We will continue to add social media experts’ insights about LinkedIn.
From Lisa R. Gittleman, Senior Recruiter, The Woods Group
I have included most of her post because it was clear and complete direction for your LinkedIn profile.
1.Complete your profile. How long have you been at your current company? What are your primary duties and achievements? What skills, qualifications, and/or certifications do you possess? Whether you’re marketing yourself as an expert, potential employee, or simply a strong representative of your company, a complete profile creates a professional image, touts your credentials, and builds credibility.
2.Include your contact information. Now that you’ve been found, what’s the best way to reach you? Include business contact information for business-related inquiries and a personal email address and phone number for job opportunities. If you choose not to include contact information, at least make sure you respond to inmail and connection requests promptly. Even if you’re not interested in the opportunity presented, the contact could be invaluable down the road.
3.Eliminate your “red flags.” There are two big red flags for potential employers that you can avoid: having more than one profile (double red flag if they have different information) and a profile with dates, jobs, or other information that does not match your resume. Don’t lead a potential employer to question the accuracy of your information or whether you’re attempting to hide something.
4.Choose a profile picture – the right one. According to LinkedIn, your profile is 7 times more likely to be viewed if you have a picture. Photos with children (unless your career is directly related – ex: childcare), a significant other, alcohol, etc. don’t belong on LinkedIn. Save them for Facebook with the privacy settings locked down tight (recruiters and hiring managers may check that too). Your LinkedIn profile is all about presenting a complete picture of you as a professional, so think about how you want to be perceived; a too casual picture may be a turn-off for a prospective employer, recruiter, or even your current company.
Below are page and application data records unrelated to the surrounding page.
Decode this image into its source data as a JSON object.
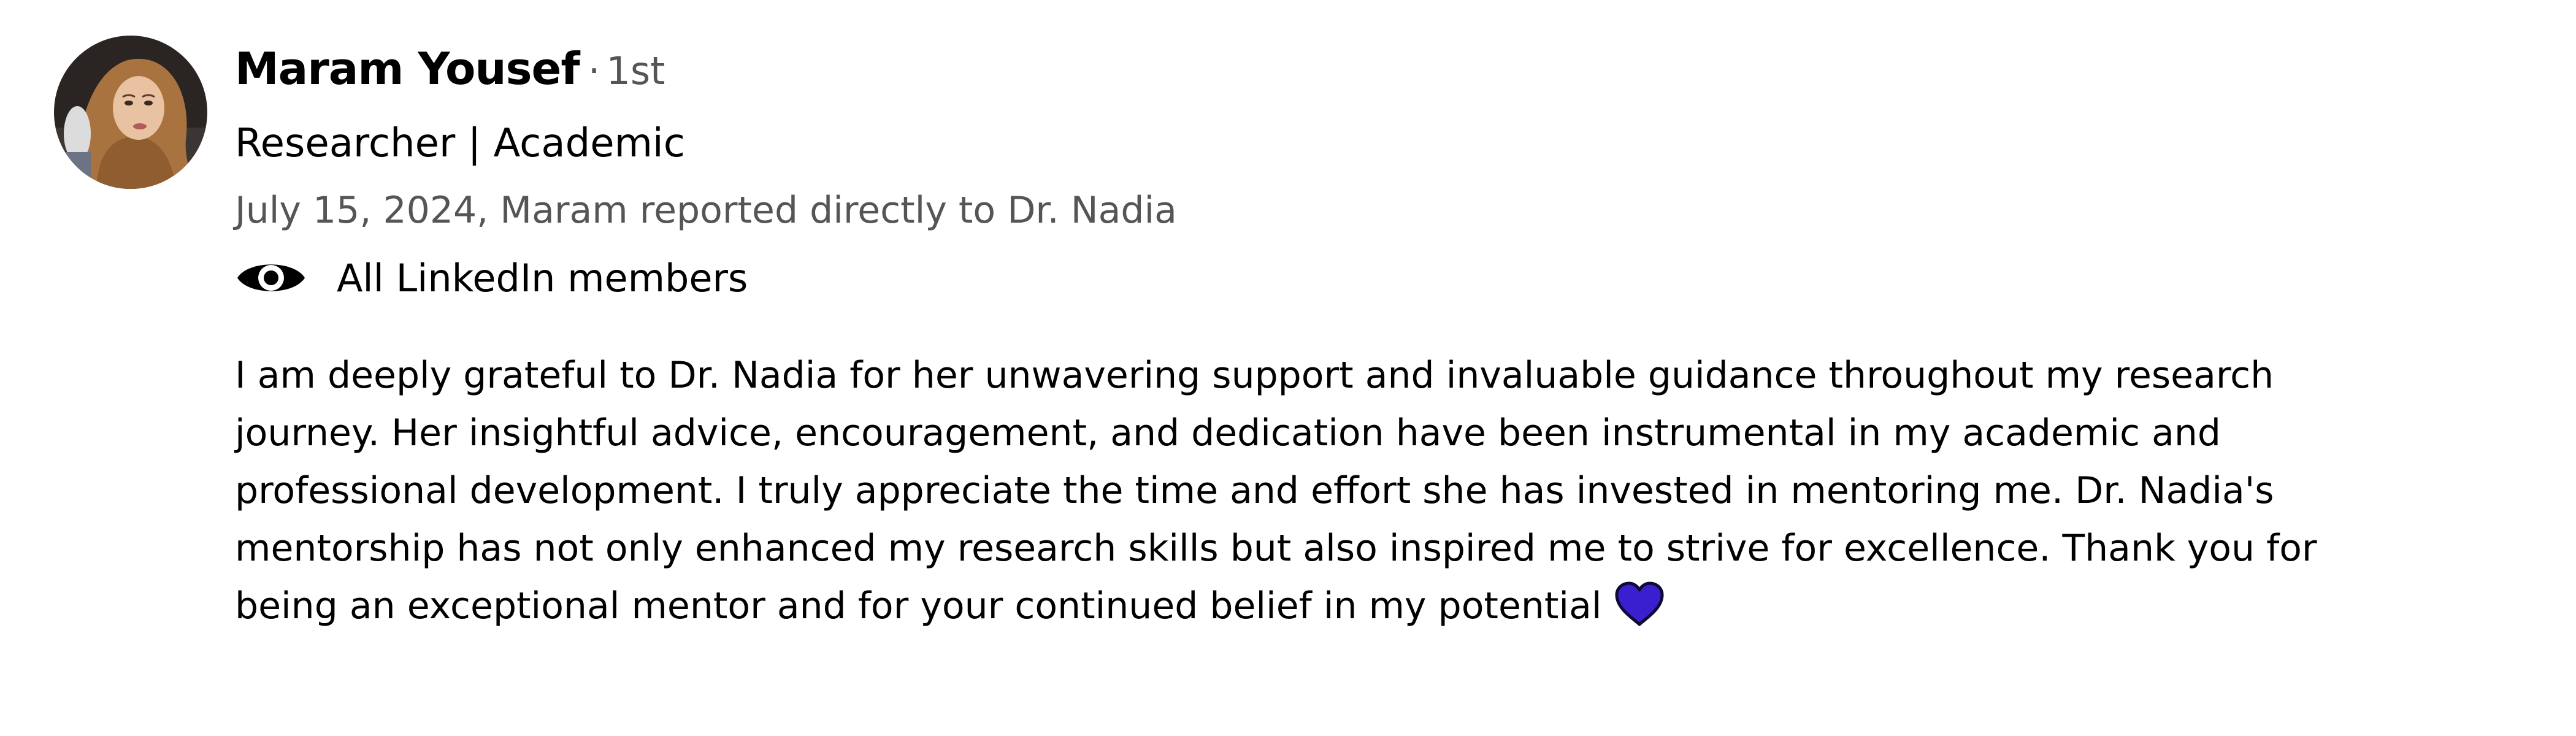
{
  "post": {
    "author": {
      "name": "Maram Yousef",
      "degree_separator": "·",
      "degree": "1st",
      "headline": "Researcher | Academic",
      "avatar_icon": "profile-photo-woman-hijab"
    },
    "meta": "July 15, 2024, Maram reported directly to Dr. Nadia",
    "visibility": {
      "icon": "eye-icon",
      "label": "All LinkedIn members"
    },
    "body_lines": [
      "I am deeply grateful to Dr. Nadia for her unwavering support and invaluable guidance throughout my research",
      "journey. Her insightful advice, encouragement, and dedication have been instrumental in my academic and",
      "professional development. I truly appreciate the time and effort she has invested in mentoring me. Dr. Nadia's",
      "mentorship has not only enhanced my research skills but also inspired me to strive for excellence. Thank you for",
      "being an exceptional mentor and for your continued belief in my potential"
    ],
    "emoji": {
      "icon": "purple-heart-icon",
      "color": "#3a1fd1"
    }
  }
}
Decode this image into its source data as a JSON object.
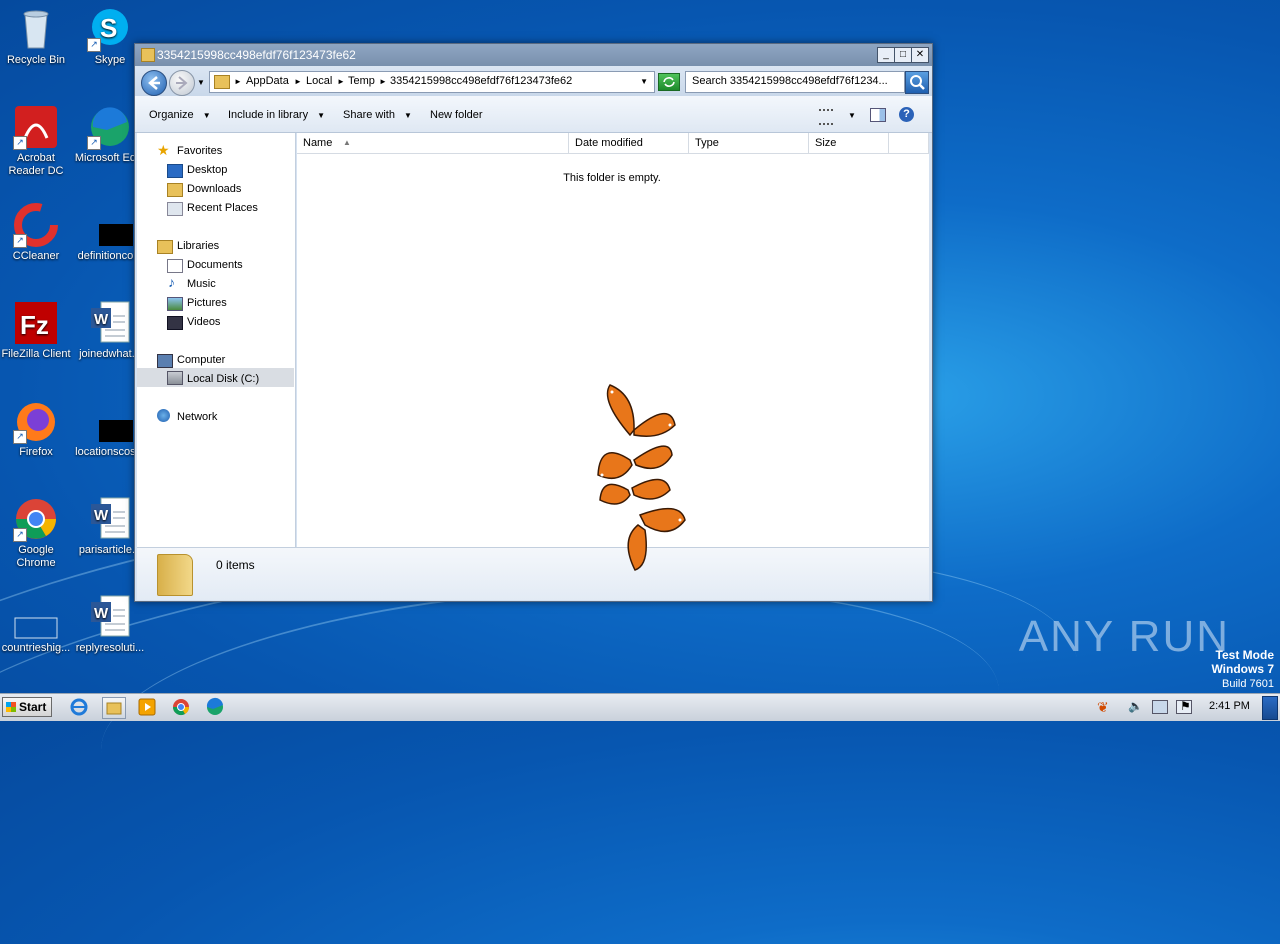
{
  "desktop": {
    "icons": [
      {
        "label": "Recycle Bin"
      },
      {
        "label": "Skype"
      },
      {
        "label": "Acrobat Reader DC"
      },
      {
        "label": "Microsoft Ed..."
      },
      {
        "label": "CCleaner"
      },
      {
        "label": "definitionco..."
      },
      {
        "label": "FileZilla Client"
      },
      {
        "label": "joinedwhat..."
      },
      {
        "label": "Firefox"
      },
      {
        "label": "locationscos..."
      },
      {
        "label": "Google Chrome"
      },
      {
        "label": "parisarticle..."
      },
      {
        "label": "countrieshig..."
      },
      {
        "label": "replyresoluti..."
      }
    ]
  },
  "window": {
    "title": "3354215998cc498efdf76f123473fe62",
    "breadcrumb": [
      "AppData",
      "Local",
      "Temp",
      "3354215998cc498efdf76f123473fe62"
    ],
    "search_placeholder": "Search 3354215998cc498efdf76f1234...",
    "toolbar": {
      "organize": "Organize",
      "include_in_library": "Include in library",
      "share_with": "Share with",
      "new_folder": "New folder"
    },
    "nav": {
      "favorites": "Favorites",
      "desktop": "Desktop",
      "downloads": "Downloads",
      "recent_places": "Recent Places",
      "libraries": "Libraries",
      "documents": "Documents",
      "music": "Music",
      "pictures": "Pictures",
      "videos": "Videos",
      "computer": "Computer",
      "local_disk": "Local Disk (C:)",
      "network": "Network"
    },
    "columns": {
      "name": "Name",
      "date_modified": "Date modified",
      "type": "Type",
      "size": "Size"
    },
    "empty_message": "This folder is empty.",
    "item_count": "0 items"
  },
  "taskbar": {
    "start": "Start",
    "clock": "2:41 PM"
  },
  "watermark": {
    "brand": "ANY RUN",
    "line1": "Test Mode",
    "line2": "Windows 7",
    "line3": "Build 7601"
  }
}
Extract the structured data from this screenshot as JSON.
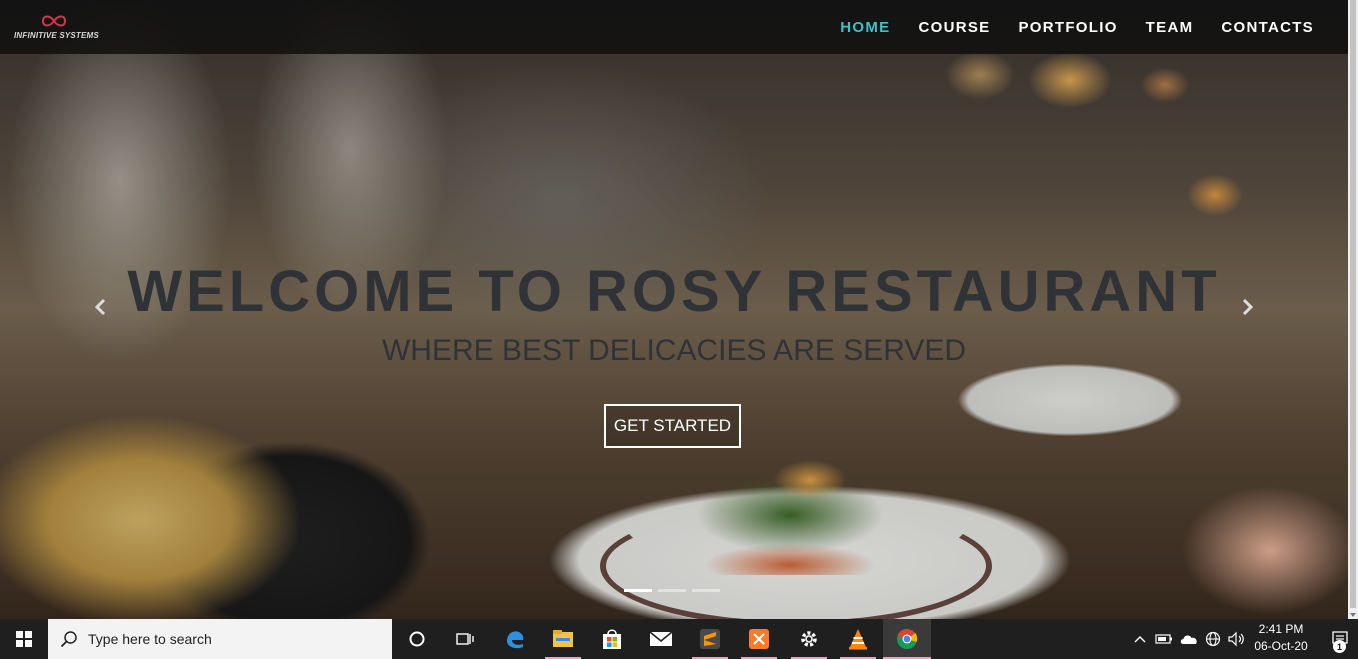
{
  "brand": {
    "name": "INFINITIVE SYSTEMS",
    "accent": "#d2384a"
  },
  "nav": {
    "items": [
      {
        "label": "HOME",
        "active": true
      },
      {
        "label": "COURSE"
      },
      {
        "label": "PORTFOLIO"
      },
      {
        "label": "TEAM"
      },
      {
        "label": "CONTACTS"
      }
    ],
    "active_color": "#3fc1c9"
  },
  "hero": {
    "title": "WELCOME TO ROSY RESTAURANT",
    "subtitle": "WHERE BEST DELICACIES ARE SERVED",
    "cta_label": "GET STARTED",
    "prev_icon": "chevron-left-icon",
    "next_icon": "chevron-right-icon",
    "slide_count": 3,
    "active_slide": 1
  },
  "taskbar": {
    "search_placeholder": "Type here to search",
    "pinned": [
      "task-view-icon",
      "cortana-icon",
      "edge-icon",
      "file-explorer-icon",
      "store-icon",
      "mail-icon",
      "sublime-text-icon",
      "xampp-icon",
      "settings-gear-icon",
      "vlc-icon",
      "chrome-icon"
    ],
    "tray_icons": [
      "chevron-up-icon",
      "battery-icon",
      "onedrive-icon",
      "network-globe-icon",
      "volume-icon"
    ],
    "time": "2:41 PM",
    "date": "06-Oct-20",
    "notification_count": "1"
  }
}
5.Get connected! If you’re only connected to a handful of people, viewers may assume you’re not active and pass you by. If you’re not connected to any of your co-workers – past and present – they may assume you have problems forming relationships and alliances in the workplace. You don’t have to be on LinkedIn every day, but take some time to build your network – you never know where the connections might lead!